Using much of the same technology infrastructure that Amherst uses to find single-family rental properties, Bungalo will buy, renovate, and sell single-family homes to owner occupants on its online platform. But instead of selling to the highest bidder, Bungalo will sell to the first bidder who is pre-qualified for the list price of the home.
The company hopes that removing a key pain point in the real estate transaction— negotiation and bidding strategy—can attract buyers who don’t want to deal with the hassle and uncertainty of bidding wars, which are increasingly common.
“We’re prioritizing the consumer experience over trying to squeeze out every last dollar out of the transaction,” said Bungalo chief operating officer Greg Stewart.
Does that mean every house they sell will be a deal for the buyer? Not necessarily. The company uses proprietary technology and data to set a list price for each home, which includes the cost of remodeling and agent commissions. If the methodology is accurate, the list price will come close to what the house would sell for on the open market anyway.
Bungalo launched on Tuesday in Dallas and Tampa, with plans to enter more markets down the road. It currently has 150 homes in some stage of the flipping process and roughly 30 homes for sale on its platform, which holds an exclusive listing on the home for a week before it hits other listing services.
The real estate transaction is finally under going a tech disruption thanks to a bevy of startups that leverage data and technology to relieve pain points in the transaction. Pete Flint, the founder of Trulia and a partner at the private equity firm NFX recently told CNBC that the next wave of real estate innovations will be about the transaction.

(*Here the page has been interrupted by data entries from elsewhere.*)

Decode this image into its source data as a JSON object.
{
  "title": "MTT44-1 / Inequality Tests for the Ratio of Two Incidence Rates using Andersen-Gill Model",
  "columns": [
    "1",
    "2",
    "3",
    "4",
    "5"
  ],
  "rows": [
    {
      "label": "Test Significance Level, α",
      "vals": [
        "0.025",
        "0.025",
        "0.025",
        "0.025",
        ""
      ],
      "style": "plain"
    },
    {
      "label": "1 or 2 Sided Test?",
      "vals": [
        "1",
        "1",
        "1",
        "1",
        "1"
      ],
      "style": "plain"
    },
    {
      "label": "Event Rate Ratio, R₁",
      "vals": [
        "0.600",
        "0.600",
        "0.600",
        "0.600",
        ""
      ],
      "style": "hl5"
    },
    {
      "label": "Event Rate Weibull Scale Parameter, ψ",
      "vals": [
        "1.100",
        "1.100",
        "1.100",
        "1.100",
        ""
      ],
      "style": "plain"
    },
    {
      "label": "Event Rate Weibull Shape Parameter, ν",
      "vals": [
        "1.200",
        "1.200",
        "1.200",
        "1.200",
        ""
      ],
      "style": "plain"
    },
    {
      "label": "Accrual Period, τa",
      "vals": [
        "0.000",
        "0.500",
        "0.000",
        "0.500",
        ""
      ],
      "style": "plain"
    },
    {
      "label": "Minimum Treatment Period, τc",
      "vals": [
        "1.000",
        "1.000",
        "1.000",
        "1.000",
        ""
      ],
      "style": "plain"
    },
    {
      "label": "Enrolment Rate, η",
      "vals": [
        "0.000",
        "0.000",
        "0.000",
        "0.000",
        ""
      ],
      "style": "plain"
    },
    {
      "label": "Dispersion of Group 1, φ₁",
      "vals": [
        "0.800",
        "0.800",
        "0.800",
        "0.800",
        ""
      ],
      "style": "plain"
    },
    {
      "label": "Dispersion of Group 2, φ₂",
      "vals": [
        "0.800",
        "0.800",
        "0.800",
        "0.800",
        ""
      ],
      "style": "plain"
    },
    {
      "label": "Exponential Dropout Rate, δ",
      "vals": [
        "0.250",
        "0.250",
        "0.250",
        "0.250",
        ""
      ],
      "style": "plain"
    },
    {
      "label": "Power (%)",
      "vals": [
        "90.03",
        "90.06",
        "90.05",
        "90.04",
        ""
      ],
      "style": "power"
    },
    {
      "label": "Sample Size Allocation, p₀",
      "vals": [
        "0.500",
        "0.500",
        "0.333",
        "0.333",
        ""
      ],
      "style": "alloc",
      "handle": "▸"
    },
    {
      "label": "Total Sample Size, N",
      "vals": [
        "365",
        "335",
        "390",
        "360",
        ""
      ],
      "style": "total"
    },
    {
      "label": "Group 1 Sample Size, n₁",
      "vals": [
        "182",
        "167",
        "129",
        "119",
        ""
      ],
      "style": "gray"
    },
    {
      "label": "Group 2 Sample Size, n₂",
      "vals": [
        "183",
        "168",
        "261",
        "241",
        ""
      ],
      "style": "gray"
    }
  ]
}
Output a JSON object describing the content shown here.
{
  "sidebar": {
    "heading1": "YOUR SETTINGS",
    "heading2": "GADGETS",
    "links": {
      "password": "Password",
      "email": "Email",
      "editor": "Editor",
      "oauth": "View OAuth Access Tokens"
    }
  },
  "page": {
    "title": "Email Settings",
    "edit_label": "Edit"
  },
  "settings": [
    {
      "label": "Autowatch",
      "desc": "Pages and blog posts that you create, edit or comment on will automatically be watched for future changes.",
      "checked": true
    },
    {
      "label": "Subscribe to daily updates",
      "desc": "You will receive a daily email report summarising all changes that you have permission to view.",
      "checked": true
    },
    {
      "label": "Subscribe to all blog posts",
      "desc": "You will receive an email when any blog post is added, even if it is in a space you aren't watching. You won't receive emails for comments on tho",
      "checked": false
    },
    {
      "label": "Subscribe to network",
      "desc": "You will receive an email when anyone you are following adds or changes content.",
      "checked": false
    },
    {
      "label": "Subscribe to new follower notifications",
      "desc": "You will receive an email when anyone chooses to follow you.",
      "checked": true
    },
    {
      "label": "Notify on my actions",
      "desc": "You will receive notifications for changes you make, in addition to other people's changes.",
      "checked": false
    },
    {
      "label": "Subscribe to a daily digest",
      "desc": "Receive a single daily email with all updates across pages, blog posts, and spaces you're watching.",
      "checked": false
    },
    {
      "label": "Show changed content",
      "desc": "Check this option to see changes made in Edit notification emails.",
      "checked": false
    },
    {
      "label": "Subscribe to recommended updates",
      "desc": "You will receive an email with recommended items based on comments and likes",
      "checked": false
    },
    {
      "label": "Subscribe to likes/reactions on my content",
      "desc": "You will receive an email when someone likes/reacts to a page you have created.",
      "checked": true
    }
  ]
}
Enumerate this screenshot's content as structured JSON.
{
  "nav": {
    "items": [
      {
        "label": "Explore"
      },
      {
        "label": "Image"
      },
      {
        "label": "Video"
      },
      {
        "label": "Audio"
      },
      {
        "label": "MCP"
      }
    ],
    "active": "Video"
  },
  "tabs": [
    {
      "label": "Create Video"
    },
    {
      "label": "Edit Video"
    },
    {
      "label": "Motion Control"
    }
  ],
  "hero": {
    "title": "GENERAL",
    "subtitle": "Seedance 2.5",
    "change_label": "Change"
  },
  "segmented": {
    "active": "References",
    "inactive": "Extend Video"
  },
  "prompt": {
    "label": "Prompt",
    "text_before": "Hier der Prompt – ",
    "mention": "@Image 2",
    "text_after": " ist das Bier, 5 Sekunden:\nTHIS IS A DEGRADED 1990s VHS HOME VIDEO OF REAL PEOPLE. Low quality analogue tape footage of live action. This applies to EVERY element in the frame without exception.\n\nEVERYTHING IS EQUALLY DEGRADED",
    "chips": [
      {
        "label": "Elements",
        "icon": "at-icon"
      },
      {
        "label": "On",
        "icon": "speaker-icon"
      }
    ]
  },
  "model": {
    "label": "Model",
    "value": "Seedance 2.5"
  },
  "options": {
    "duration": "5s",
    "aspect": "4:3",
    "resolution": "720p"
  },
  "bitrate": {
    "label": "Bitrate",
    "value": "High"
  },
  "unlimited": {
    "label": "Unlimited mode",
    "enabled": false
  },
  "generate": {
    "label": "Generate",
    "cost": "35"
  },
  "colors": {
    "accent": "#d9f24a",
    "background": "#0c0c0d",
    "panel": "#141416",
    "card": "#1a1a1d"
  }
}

Opendoor and OfferPad, so called “iBuyers,” buy houses from motivated sellers who don’t want to or can’t wait around to field the highest offer. They renovate the houses and then flip them on the open market. Knock has a similar model, but buys the customer’s new house in an all-cash transaction so they can move quickly, and then puts the old home on the open market. Ribbon turns its customers’ offer into all cash so that a prospective buyer doesn’t lose a house because they need a mortgage.
Even listings services Zillow and Redfin have launched similar programs hoping to grease the wheels of a real estate transaction that is stressful, time-consuming, and costly.
Home flipping, which traditionally has been an antiquated practice conducted by locals, has undergone dramatic changes since the housing bust in 2008. Financing for home slips has been institutionalized by Wall Street players, and with much of America’s housing stock now having aged considerably, the need for renovation is attracting more startups into the space.